▼

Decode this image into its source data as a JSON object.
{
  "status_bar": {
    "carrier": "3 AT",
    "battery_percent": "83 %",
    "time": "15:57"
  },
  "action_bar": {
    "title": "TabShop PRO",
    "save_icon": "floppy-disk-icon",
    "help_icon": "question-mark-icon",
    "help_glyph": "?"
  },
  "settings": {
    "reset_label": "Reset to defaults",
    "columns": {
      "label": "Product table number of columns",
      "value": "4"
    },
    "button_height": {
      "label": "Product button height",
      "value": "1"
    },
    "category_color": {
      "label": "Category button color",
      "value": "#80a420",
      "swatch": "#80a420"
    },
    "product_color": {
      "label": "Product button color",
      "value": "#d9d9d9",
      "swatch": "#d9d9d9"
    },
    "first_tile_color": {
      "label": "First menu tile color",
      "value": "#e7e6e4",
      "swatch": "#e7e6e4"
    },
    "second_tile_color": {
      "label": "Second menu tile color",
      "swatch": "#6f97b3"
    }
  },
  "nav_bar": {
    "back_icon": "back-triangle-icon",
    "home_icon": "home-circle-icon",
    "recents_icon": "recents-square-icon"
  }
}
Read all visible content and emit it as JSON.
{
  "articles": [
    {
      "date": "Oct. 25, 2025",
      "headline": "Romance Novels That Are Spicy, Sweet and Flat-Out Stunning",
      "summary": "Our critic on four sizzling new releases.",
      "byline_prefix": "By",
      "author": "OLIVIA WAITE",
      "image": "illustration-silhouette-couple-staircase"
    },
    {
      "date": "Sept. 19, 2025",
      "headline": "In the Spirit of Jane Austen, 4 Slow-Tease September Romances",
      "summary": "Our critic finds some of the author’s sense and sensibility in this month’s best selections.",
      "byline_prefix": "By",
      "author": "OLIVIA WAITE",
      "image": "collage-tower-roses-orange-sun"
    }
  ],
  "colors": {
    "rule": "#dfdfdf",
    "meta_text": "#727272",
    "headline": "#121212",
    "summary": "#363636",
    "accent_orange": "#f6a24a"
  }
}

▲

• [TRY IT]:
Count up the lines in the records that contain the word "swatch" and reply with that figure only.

• [COMPLETED EXERCISE]:
4